Goal of the exercise: In the material below, find every line with "screenshot" and pull it out.

Available data:
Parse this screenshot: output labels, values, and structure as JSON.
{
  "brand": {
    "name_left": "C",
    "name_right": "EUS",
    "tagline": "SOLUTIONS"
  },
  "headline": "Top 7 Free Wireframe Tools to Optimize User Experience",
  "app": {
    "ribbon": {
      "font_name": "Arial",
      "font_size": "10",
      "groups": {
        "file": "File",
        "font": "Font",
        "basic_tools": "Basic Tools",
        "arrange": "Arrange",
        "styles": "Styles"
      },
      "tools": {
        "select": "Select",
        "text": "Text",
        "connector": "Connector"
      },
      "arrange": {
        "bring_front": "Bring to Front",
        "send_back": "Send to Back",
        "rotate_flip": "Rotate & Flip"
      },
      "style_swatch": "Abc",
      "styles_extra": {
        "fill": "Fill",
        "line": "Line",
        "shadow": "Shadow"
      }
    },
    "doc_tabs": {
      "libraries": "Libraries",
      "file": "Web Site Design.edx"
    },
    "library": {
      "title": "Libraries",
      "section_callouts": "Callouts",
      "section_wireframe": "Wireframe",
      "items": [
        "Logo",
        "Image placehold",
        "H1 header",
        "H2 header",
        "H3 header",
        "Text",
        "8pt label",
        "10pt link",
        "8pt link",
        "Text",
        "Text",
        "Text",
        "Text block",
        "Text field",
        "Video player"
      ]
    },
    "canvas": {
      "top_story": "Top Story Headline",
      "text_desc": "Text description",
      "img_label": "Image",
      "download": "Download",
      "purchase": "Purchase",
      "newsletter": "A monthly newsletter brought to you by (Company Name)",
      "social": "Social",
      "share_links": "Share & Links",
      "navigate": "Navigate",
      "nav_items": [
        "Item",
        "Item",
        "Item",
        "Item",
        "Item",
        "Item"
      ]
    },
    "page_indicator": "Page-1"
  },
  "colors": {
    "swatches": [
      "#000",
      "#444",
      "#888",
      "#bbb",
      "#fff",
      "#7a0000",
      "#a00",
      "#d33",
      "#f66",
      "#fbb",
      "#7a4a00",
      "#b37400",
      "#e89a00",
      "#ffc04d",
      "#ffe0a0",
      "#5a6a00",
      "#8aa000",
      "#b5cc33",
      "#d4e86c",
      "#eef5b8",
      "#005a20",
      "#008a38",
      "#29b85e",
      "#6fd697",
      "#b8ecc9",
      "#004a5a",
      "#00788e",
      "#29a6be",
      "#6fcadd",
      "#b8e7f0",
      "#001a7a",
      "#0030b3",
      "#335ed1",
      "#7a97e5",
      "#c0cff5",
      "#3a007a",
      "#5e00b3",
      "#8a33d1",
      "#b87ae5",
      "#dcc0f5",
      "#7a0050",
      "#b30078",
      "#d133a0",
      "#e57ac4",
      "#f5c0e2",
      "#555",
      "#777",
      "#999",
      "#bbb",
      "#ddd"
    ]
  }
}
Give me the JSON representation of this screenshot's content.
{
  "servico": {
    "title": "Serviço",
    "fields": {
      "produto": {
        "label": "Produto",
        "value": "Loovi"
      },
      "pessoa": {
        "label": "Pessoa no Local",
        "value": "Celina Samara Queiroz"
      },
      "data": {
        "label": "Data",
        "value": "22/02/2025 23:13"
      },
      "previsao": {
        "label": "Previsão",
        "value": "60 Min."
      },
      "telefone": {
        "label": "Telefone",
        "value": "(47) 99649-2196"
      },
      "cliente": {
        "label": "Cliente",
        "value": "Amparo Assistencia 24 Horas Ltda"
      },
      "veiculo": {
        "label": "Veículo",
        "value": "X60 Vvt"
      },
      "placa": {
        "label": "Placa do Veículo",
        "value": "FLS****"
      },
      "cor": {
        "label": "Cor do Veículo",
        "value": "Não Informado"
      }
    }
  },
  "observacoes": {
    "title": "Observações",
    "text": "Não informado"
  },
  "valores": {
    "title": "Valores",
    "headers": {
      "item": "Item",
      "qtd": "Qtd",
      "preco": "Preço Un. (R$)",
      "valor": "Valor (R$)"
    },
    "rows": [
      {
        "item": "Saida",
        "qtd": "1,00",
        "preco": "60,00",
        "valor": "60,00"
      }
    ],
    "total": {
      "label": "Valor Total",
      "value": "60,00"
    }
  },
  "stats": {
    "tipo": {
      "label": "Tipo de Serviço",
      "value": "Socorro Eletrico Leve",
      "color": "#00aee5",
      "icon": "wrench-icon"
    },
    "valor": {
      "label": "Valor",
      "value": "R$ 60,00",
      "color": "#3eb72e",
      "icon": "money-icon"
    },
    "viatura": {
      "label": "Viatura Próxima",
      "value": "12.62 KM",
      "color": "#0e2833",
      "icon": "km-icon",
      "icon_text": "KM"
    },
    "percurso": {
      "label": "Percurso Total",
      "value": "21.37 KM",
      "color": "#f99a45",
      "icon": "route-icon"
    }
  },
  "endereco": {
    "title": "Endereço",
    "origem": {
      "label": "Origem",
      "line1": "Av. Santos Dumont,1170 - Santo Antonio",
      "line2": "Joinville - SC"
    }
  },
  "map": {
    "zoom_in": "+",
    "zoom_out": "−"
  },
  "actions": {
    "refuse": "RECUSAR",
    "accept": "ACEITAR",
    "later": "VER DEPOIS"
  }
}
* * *
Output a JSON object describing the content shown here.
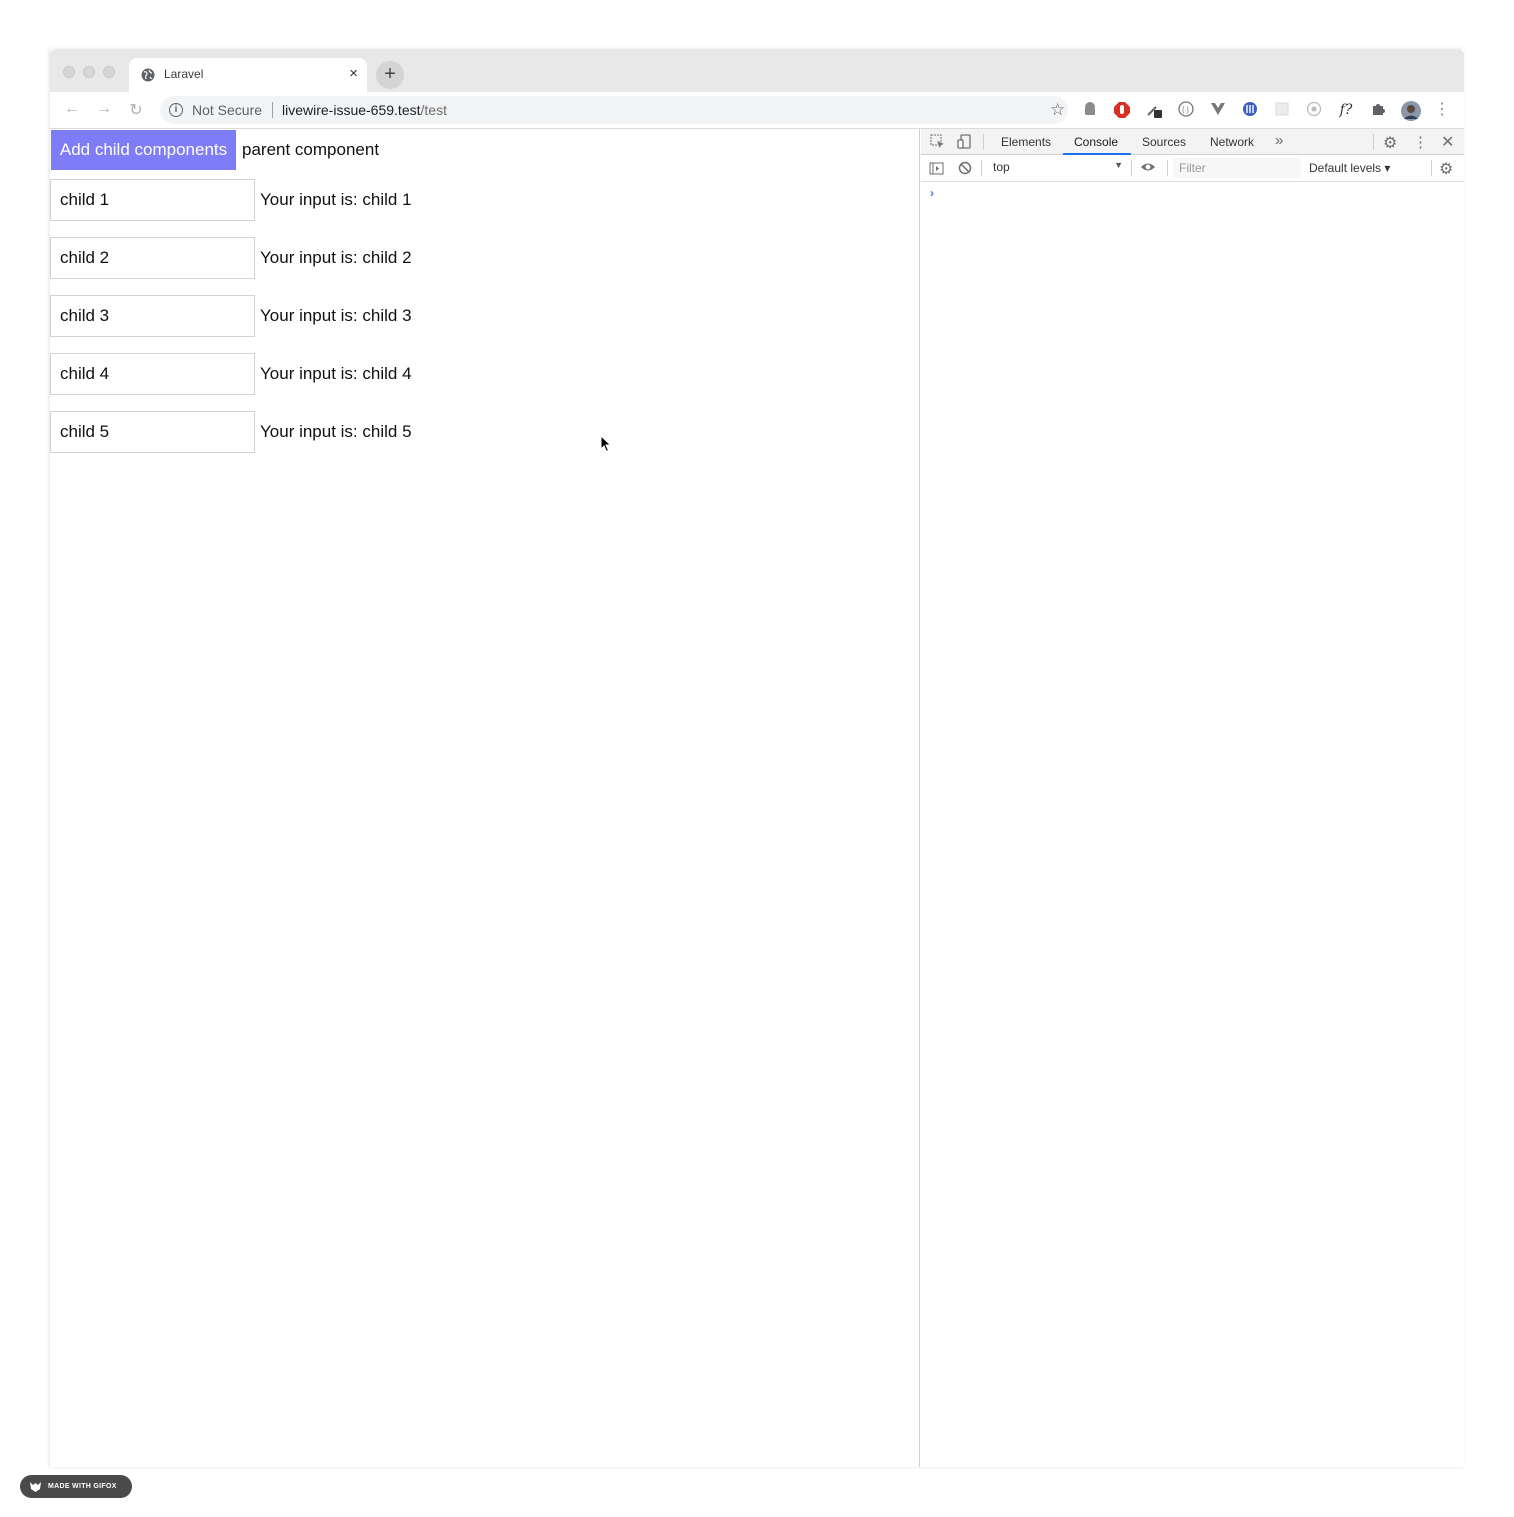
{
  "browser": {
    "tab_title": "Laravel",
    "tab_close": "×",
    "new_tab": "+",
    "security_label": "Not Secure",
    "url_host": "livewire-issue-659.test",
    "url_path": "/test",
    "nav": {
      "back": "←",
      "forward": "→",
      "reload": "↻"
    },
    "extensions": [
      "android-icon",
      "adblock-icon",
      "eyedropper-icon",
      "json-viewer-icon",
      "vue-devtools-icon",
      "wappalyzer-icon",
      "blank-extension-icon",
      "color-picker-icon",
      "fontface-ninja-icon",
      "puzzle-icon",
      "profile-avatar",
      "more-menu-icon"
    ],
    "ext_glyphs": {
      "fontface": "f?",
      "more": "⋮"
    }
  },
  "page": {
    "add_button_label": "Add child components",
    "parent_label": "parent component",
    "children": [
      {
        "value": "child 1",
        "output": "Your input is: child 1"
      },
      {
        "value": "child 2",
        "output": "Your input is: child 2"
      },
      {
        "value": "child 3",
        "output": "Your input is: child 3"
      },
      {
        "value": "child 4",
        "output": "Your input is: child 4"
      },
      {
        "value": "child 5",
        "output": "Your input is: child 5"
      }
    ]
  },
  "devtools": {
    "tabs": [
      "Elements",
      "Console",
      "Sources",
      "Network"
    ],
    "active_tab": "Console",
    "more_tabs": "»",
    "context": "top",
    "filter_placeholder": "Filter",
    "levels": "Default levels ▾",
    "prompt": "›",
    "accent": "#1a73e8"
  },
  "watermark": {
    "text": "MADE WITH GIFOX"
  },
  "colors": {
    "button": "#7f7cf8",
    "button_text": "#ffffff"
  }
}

Exercise response:
Parse this screenshot: output labels, values, and structure as JSON.
Give me the JSON representation of this screenshot's content.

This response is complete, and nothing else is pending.